(EXERCISE MATERIALS)

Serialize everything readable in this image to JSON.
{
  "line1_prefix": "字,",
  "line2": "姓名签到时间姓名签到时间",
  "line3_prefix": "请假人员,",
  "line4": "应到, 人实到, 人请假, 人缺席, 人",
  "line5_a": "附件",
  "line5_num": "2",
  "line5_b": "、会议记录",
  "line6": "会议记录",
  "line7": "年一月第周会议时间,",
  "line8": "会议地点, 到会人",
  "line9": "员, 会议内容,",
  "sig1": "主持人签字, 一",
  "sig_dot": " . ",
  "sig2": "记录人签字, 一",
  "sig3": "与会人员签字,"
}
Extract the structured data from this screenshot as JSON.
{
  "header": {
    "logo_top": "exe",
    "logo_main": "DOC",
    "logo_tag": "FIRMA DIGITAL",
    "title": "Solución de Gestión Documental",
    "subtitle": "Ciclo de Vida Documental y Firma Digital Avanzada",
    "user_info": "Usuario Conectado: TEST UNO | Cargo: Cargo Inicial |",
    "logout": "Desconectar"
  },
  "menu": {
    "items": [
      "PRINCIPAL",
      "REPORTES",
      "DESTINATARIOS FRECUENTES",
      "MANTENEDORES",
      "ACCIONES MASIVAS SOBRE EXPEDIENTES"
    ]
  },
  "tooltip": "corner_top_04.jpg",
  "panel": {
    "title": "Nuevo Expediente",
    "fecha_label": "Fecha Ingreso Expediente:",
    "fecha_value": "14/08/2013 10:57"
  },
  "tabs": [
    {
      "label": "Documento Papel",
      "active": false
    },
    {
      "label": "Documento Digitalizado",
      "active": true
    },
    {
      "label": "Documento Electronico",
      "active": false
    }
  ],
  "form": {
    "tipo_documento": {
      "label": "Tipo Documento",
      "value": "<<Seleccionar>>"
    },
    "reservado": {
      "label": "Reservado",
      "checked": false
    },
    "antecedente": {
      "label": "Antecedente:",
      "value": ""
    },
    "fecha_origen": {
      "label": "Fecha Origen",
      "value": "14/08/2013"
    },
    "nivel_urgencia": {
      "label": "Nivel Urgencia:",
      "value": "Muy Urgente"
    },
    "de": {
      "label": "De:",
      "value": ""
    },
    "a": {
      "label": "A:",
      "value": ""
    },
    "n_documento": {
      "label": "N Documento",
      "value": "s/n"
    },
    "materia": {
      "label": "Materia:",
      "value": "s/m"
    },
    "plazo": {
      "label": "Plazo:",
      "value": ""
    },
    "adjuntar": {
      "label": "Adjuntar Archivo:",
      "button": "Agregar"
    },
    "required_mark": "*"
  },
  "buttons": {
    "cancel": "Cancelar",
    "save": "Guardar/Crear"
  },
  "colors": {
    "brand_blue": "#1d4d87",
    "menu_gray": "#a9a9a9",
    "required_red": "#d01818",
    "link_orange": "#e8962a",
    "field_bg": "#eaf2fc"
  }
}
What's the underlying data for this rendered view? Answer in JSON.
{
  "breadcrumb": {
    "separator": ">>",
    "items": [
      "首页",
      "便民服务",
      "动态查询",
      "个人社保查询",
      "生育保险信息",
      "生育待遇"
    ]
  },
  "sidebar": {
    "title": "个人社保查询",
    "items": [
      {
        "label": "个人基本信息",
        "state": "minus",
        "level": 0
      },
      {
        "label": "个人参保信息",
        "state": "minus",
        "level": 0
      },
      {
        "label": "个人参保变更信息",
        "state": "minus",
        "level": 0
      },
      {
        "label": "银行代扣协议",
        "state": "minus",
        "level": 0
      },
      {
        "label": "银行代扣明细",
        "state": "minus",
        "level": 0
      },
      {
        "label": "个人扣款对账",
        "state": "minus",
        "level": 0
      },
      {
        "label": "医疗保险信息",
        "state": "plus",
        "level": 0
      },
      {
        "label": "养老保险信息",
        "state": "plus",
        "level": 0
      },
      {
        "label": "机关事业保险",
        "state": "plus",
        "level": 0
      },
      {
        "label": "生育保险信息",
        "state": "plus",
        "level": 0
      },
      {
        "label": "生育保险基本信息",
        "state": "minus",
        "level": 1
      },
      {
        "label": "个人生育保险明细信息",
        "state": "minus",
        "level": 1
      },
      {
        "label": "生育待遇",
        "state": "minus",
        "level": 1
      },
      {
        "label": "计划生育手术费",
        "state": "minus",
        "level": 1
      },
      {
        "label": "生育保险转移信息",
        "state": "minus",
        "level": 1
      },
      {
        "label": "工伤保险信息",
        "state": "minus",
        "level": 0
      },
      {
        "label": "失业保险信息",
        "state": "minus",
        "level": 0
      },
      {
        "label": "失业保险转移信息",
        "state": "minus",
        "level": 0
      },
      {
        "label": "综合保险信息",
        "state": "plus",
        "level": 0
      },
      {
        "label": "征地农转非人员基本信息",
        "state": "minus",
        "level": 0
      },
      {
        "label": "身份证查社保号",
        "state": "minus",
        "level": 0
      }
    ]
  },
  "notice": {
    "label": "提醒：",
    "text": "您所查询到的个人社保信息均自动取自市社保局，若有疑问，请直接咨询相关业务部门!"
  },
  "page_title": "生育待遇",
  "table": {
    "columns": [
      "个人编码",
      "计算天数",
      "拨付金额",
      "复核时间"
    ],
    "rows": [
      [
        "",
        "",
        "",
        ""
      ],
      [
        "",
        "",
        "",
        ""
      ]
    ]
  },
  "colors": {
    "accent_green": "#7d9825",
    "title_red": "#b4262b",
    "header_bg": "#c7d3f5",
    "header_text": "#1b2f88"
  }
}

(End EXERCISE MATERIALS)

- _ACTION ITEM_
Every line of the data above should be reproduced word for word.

- _ANSWER SECTION_
Serialize everything readable in this image to JSON.
{
  "line1_prefix": "字,",
  "line2": "姓名签到时间姓名签到时间",
  "line3_prefix": "请假人员,",
  "line4": "应到, 人实到, 人请假, 人缺席, 人",
  "line5_a": "附件",
  "line5_num": "2",
  "line5_b": "、会议记录",
  "line6": "会议记录",
  "line7": "年一月第周会议时间,",
  "line8": "会议地点, 到会人",
  "line9": "员, 会议内容,",
  "sig1": "主持人签字, 一",
  "sig_dot": " . ",
  "sig2": "记录人签字, 一",
  "sig3": "与会人员签字,"
}
Extract the structured data from this screenshot as JSON.
{
  "header": {
    "logo_top": "exe",
    "logo_main": "DOC",
    "logo_tag": "FIRMA DIGITAL",
    "title": "Solución de Gestión Documental",
    "subtitle": "Ciclo de Vida Documental y Firma Digital Avanzada",
    "user_info": "Usuario Conectado: TEST UNO | Cargo: Cargo Inicial |",
    "logout": "Desconectar"
  },
  "menu": {
    "items": [
      "PRINCIPAL",
      "REPORTES",
      "DESTINATARIOS FRECUENTES",
      "MANTENEDORES",
      "ACCIONES MASIVAS SOBRE EXPEDIENTES"
    ]
  },
  "tooltip": "corner_top_04.jpg",
  "panel": {
    "title": "Nuevo Expediente",
    "fecha_label": "Fecha Ingreso Expediente:",
    "fecha_value": "14/08/2013 10:57"
  },
  "tabs": [
    {
      "label": "Documento Papel",
      "active": false
    },
    {
      "label": "Documento Digitalizado",
      "active": true
    },
    {
      "label": "Documento Electronico",
      "active": false
    }
  ],
  "form": {
    "tipo_documento": {
      "label": "Tipo Documento",
      "value": "<<Seleccionar>>"
    },
    "reservado": {
      "label": "Reservado",
      "checked": false
    },
    "antecedente": {
      "label": "Antecedente:",
      "value": ""
    },
    "fecha_origen": {
      "label": "Fecha Origen",
      "value": "14/08/2013"
    },
    "nivel_urgencia": {
      "label": "Nivel Urgencia:",
      "value": "Muy Urgente"
    },
    "de": {
      "label": "De:",
      "value": ""
    },
    "a": {
      "label": "A:",
      "value": ""
    },
    "n_documento": {
      "label": "N Documento",
      "value": "s/n"
    },
    "materia": {
      "label": "Materia:",
      "value": "s/m"
    },
    "plazo": {
      "label": "Plazo:",
      "value": ""
    },
    "adjuntar": {
      "label": "Adjuntar Archivo:",
      "button": "Agregar"
    },
    "required_mark": "*"
  },
  "buttons": {
    "cancel": "Cancelar",
    "save": "Guardar/Crear"
  },
  "colors": {
    "brand_blue": "#1d4d87",
    "menu_gray": "#a9a9a9",
    "required_red": "#d01818",
    "link_orange": "#e8962a",
    "field_bg": "#eaf2fc"
  }
}
What's the underlying data for this rendered view? Answer in JSON.
{
  "breadcrumb": {
    "separator": ">>",
    "items": [
      "首页",
      "便民服务",
      "动态查询",
      "个人社保查询",
      "生育保险信息",
      "生育待遇"
    ]
  },
  "sidebar": {
    "title": "个人社保查询",
    "items": [
      {
        "label": "个人基本信息",
        "state": "minus",
        "level": 0
      },
      {
        "label": "个人参保信息",
        "state": "minus",
        "level": 0
      },
      {
        "label": "个人参保变更信息",
        "state": "minus",
        "level": 0
      },
      {
        "label": "银行代扣协议",
        "state": "minus",
        "level": 0
      },
      {
        "label": "银行代扣明细",
        "state": "minus",
        "level": 0
      },
      {
        "label": "个人扣款对账",
        "state": "minus",
        "level": 0
      },
      {
        "label": "医疗保险信息",
        "state": "plus",
        "level": 0
      },
      {
        "label": "养老保险信息",
        "state": "plus",
        "level": 0
      },
      {
        "label": "机关事业保险",
        "state": "plus",
        "level": 0
      },
      {
        "label": "生育保险信息",
        "state": "plus",
        "level": 0
      },
      {
        "label": "生育保险基本信息",
        "state": "minus",
        "level": 1
      },
      {
        "label": "个人生育保险明细信息",
        "state": "minus",
        "level": 1
      },
      {
        "label": "生育待遇",
        "state": "minus",
        "level": 1
      },
      {
        "label": "计划生育手术费",
        "state": "minus",
        "level": 1
      },
      {
        "label": "生育保险转移信息",
        "state": "minus",
        "level": 1
      },
      {
        "label": "工伤保险信息",
        "state": "minus",
        "level": 0
      },
      {
        "label": "失业保险信息",
        "state": "minus",
        "level": 0
      },
      {
        "label": "失业保险转移信息",
        "state": "minus",
        "level": 0
      },
      {
        "label": "综合保险信息",
        "state": "plus",
        "level": 0
      },
      {
        "label": "征地农转非人员基本信息",
        "state": "minus",
        "level": 0
      },
      {
        "label": "身份证查社保号",
        "state": "minus",
        "level": 0
      }
    ]
  },
  "notice": {
    "label": "提醒：",
    "text": "您所查询到的个人社保信息均自动取自市社保局，若有疑问，请直接咨询相关业务部门!"
  },
  "page_title": "生育待遇",
  "table": {
    "columns": [
      "个人编码",
      "计算天数",
      "拨付金额",
      "复核时间"
    ],
    "rows": [
      [
        "",
        "",
        "",
        ""
      ],
      [
        "",
        "",
        "",
        ""
      ]
    ]
  },
  "colors": {
    "accent_green": "#7d9825",
    "title_red": "#b4262b",
    "header_bg": "#c7d3f5",
    "header_text": "#1b2f88"
  }
}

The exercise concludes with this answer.